Brian Liston, 51, had attended a German lesson on the night of December 10, 2015 and was ready for a bus on Salisbury Street in Camperdown when he was confronted by William Cahill, 34, who lived in a unit throughout the highway.
Cahill, who had a historical past of persistent treatment-resistant schizophrenia together with delusions, thought Mr Liston appeared just like the member of the family of a former housemate. He walked out to confront him and stabbed him with out warning at about 8.30pm.
A number of passersby tried to intervene, together with a person who kicked Cahill within the again, however Mr Liston died from a stab wound to the guts. Cahill was later discovered not responsible of homicide as a consequence of psychological sickness.
In findings on Thursday, Deputy State Coroner Elizabeth Ryan mentioned Cahill was taking treatment and had been supplied a excessive stage of care and assist from a neighborhood psychological well being crew within the lead-up to the tragedy.
A number of hours earlier than the stabbing, Cahill had spoken to a member of the psychological well being crew and nothing about his behaviour prompt he was unwell.
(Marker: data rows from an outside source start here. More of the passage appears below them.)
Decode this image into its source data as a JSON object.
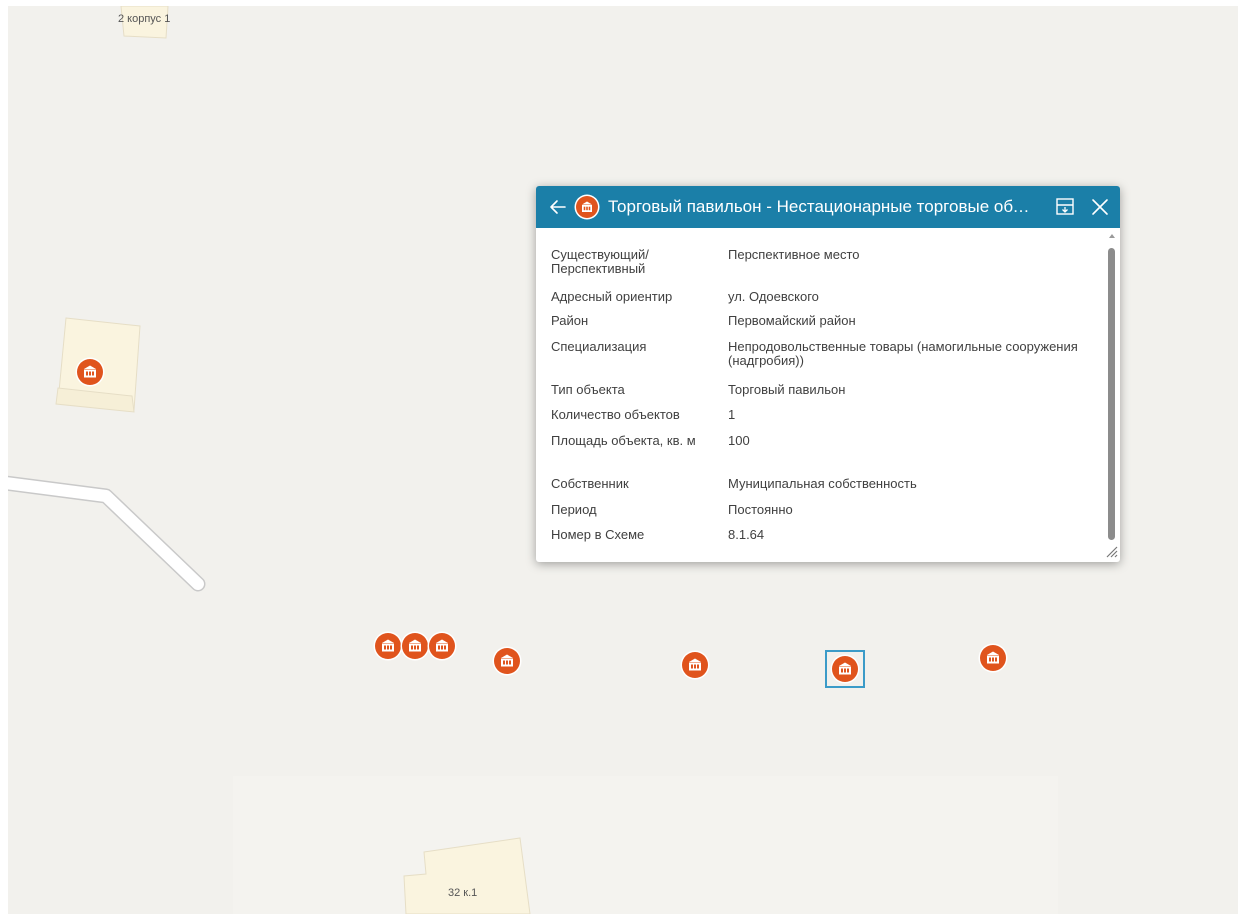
{
  "map": {
    "building_labels": [
      "2 корпус 1",
      "32 к.1"
    ],
    "poi_icon": "market-pavilion-icon",
    "poi_color": "#e0541d",
    "selection_color": "#3b9bc8"
  },
  "popup": {
    "title": "Торговый павильон - Нестационарные торговые объекты",
    "header_color": "#1b7fa8",
    "icons": {
      "back": "arrow-left-icon",
      "dock": "dock-icon",
      "close": "close-icon"
    },
    "attributes": [
      {
        "key": "Существующий/ Перспективный",
        "value": "Перспективное место"
      },
      {
        "key": "Адресный ориентир",
        "value": "ул. Одоевского"
      },
      {
        "key": "Район",
        "value": "Первомайский район"
      },
      {
        "key": "Специализация",
        "value": "Непродовольственные товары (намогильные сооружения (надгробия))"
      },
      {
        "key": "Тип объекта",
        "value": "Торговый павильон"
      },
      {
        "key": "Количество объектов",
        "value": "1"
      },
      {
        "key": "Площадь объекта, кв. м",
        "value": "100"
      },
      {
        "key": "Собственник",
        "value": "Муниципальная собственность"
      },
      {
        "key": "Период",
        "value": "Постоянно"
      },
      {
        "key": "Номер в Схеме",
        "value": "8.1.64"
      }
    ]
  }
}
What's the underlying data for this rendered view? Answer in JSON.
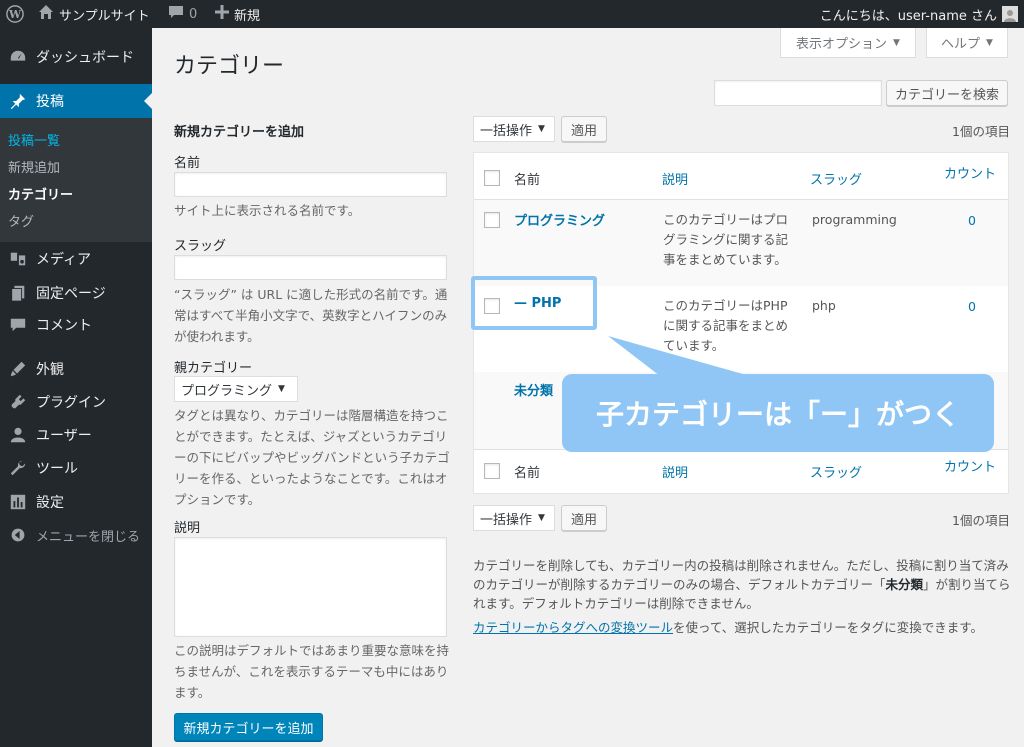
{
  "adminbar": {
    "site_name": "サンプルサイト",
    "comments_count": "0",
    "new_label": "新規",
    "greeting": "こんにちは、user-name さん"
  },
  "sidebar": {
    "items": [
      {
        "label": "ダッシュボード",
        "icon": "dashboard-icon"
      },
      {
        "label": "投稿",
        "icon": "pin-icon"
      },
      {
        "label": "メディア",
        "icon": "media-icon"
      },
      {
        "label": "固定ページ",
        "icon": "page-icon"
      },
      {
        "label": "コメント",
        "icon": "comment-icon"
      },
      {
        "label": "外観",
        "icon": "appearance-icon"
      },
      {
        "label": "プラグイン",
        "icon": "plugin-icon"
      },
      {
        "label": "ユーザー",
        "icon": "user-icon"
      },
      {
        "label": "ツール",
        "icon": "wrench-icon"
      },
      {
        "label": "設定",
        "icon": "settings-icon"
      },
      {
        "label": "メニューを閉じる",
        "icon": "collapse-icon"
      }
    ],
    "submenu": [
      "投稿一覧",
      "新規追加",
      "カテゴリー",
      "タグ"
    ]
  },
  "header": {
    "title": "カテゴリー",
    "screen_options": "表示オプション",
    "help": "ヘルプ"
  },
  "search": {
    "button": "カテゴリーを検索",
    "value": ""
  },
  "form": {
    "heading": "新規カテゴリーを追加",
    "name_label": "名前",
    "name_desc": "サイト上に表示される名前です。",
    "slug_label": "スラッグ",
    "slug_desc": "“スラッグ” は URL に適した形式の名前です。通常はすべて半角小文字で、英数字とハイフンのみが使われます。",
    "parent_label": "親カテゴリー",
    "parent_selected": "プログラミング",
    "parent_desc": "タグとは異なり、カテゴリーは階層構造を持つことができます。たとえば、ジャズというカテゴリーの下にビバップやビッグバンドという子カテゴリーを作る、といったようなことです。これはオプションです。",
    "desc_label": "説明",
    "desc_desc": "この説明はデフォルトではあまり重要な意味を持ちませんが、これを表示するテーマも中にはあります。",
    "submit": "新規カテゴリーを追加"
  },
  "bulk": {
    "selected": "一括操作",
    "apply": "適用",
    "items_count": "1個の項目"
  },
  "table": {
    "columns": [
      "名前",
      "説明",
      "スラッグ",
      "カウント"
    ],
    "rows": [
      {
        "name": "プログラミング",
        "desc": "このカテゴリーはプログラミングに関する記事をまとめています。",
        "slug": "programming",
        "count": "0"
      },
      {
        "name": "— PHP",
        "desc": "このカテゴリーはPHPに関する記事をまとめています。",
        "slug": "php",
        "count": "0"
      },
      {
        "name": "未分類",
        "desc": "",
        "slug": "",
        "count": ""
      }
    ]
  },
  "callout": {
    "text": "子カテゴリーは「ー」がつく"
  },
  "footer": {
    "note_pre": "カテゴリーを削除しても、カテゴリー内の投稿は削除されません。ただし、投稿に割り当て済みのカテゴリーが削除するカテゴリーのみの場合、デフォルトカテゴリー「",
    "note_bold": "未分類",
    "note_post": "」が割り当てられます。デフォルトカテゴリーは削除できません。",
    "link": "カテゴリーからタグへの変換ツール",
    "link_after": "を使って、選択したカテゴリーをタグに変換できます。"
  },
  "colors": {
    "accent": "#0073aa",
    "sidebar": "#23282d",
    "callout": "#8fc6f5"
  }
}
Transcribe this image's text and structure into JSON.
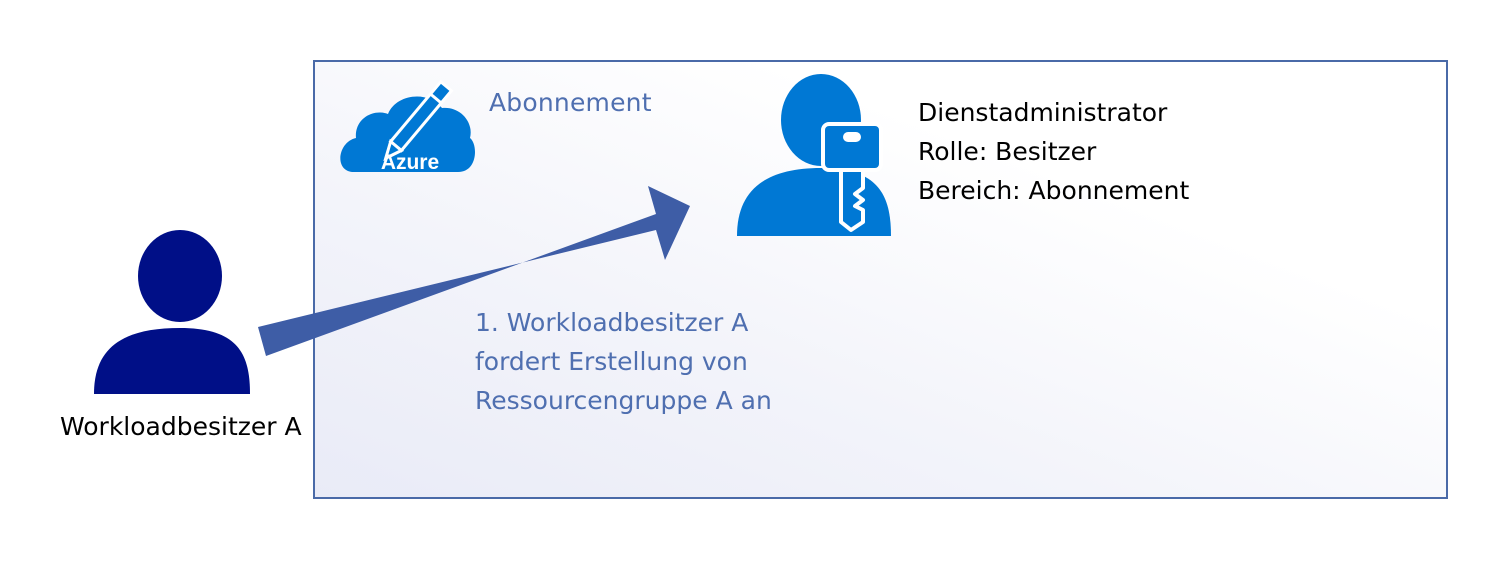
{
  "subscription": {
    "label": "Abonnement",
    "icon_text": "Azure"
  },
  "admin": {
    "title": "Dienstadministrator",
    "role": "Rolle: Besitzer",
    "scope": "Bereich: Abonnement"
  },
  "request": {
    "line1": "1. Workloadbesitzer A",
    "line2": "fordert Erstellung von",
    "line3": "Ressourcengruppe A an"
  },
  "owner": {
    "label": "Workloadbesitzer A"
  },
  "colors": {
    "box_border": "#4a6aa8",
    "arrow": "#3e5da6",
    "azure_blue": "#0078d4",
    "owner_navy": "#000f87",
    "label_blue": "#4f6fb0"
  },
  "icons": {
    "azure": "azure-cloud-pencil-icon",
    "admin": "user-key-icon",
    "owner": "user-icon"
  }
}
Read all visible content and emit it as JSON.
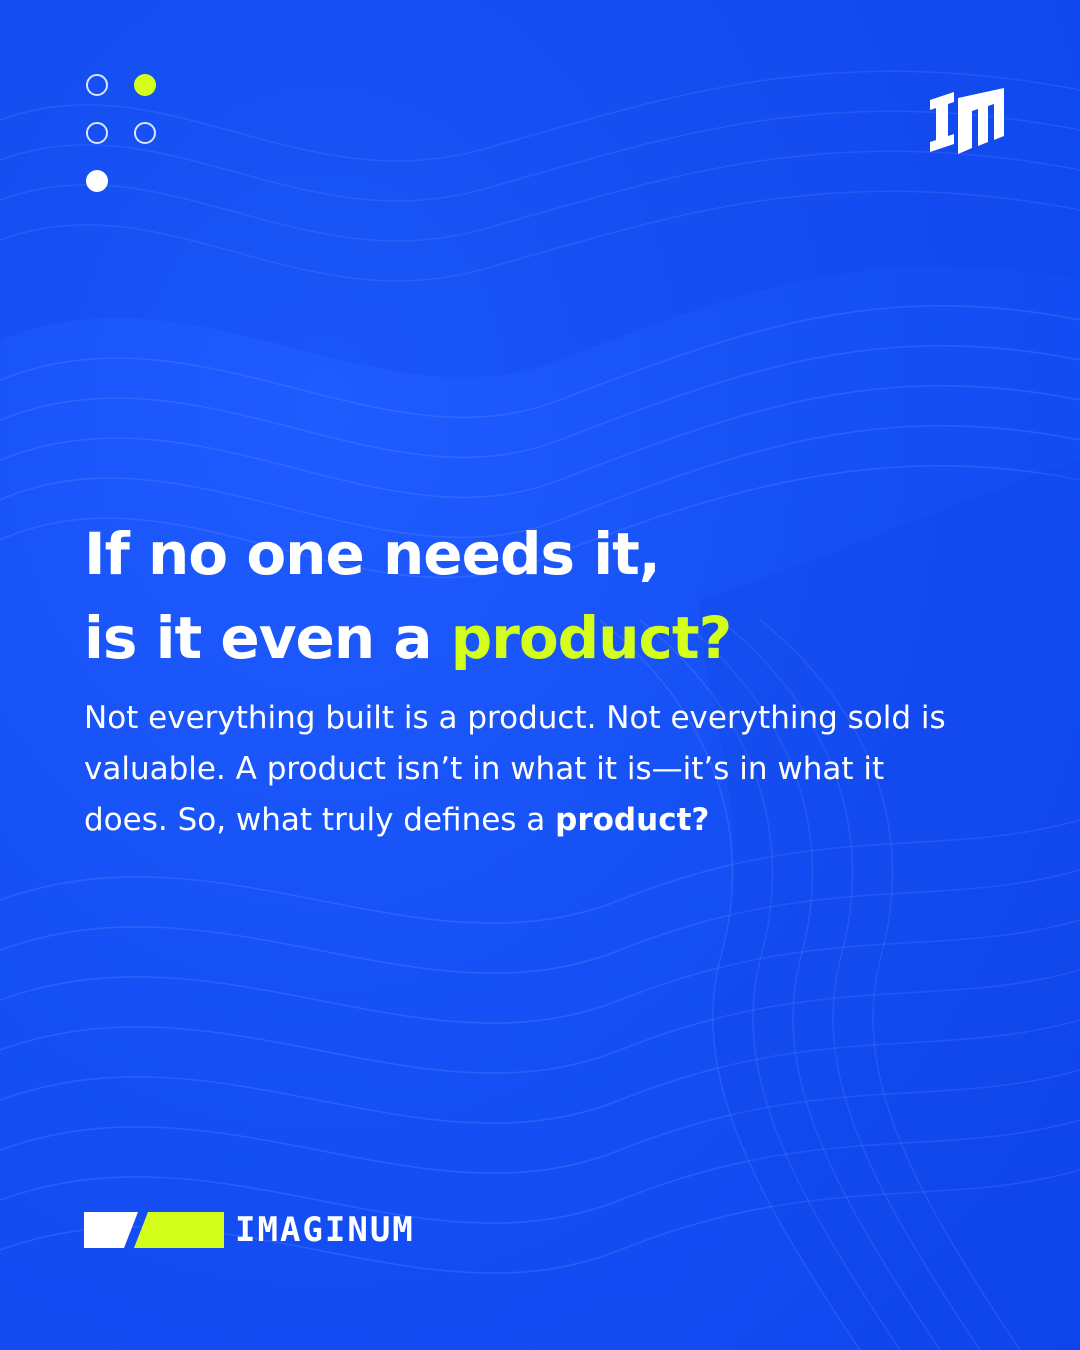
{
  "colors": {
    "background": "#1651f5",
    "accent": "#d4ff1a",
    "text": "#ffffff"
  },
  "pagination": {
    "dots": [
      "outline",
      "lime",
      "outline",
      "outline",
      "white"
    ]
  },
  "logo": {
    "icon": "im-monogram-icon",
    "letters": "IM"
  },
  "headline": {
    "line1": "If no one needs it,",
    "line2_prefix": "is it even a ",
    "line2_accent": "product?"
  },
  "body": {
    "text": "Not everything built is a product. Not everything sold is valuable. A product isn’t in what it is—it’s in what it does. So, what truly defines a ",
    "bold": "product?"
  },
  "brand": {
    "icon": "imaginum-stripes-icon",
    "name": "IMAGINUM"
  }
}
Ryan mentioned there was no deficiency within the “competent and caring” assist supplied to Cahill, and no signal that his psychological state would abruptly deteriorate. She declined to make any suggestions within the case.
Two forensic psychiatrists advised the inquest that such an unpredictable outburst of violence was extraordinarily uncommon, significantly from an individual receiving remedy.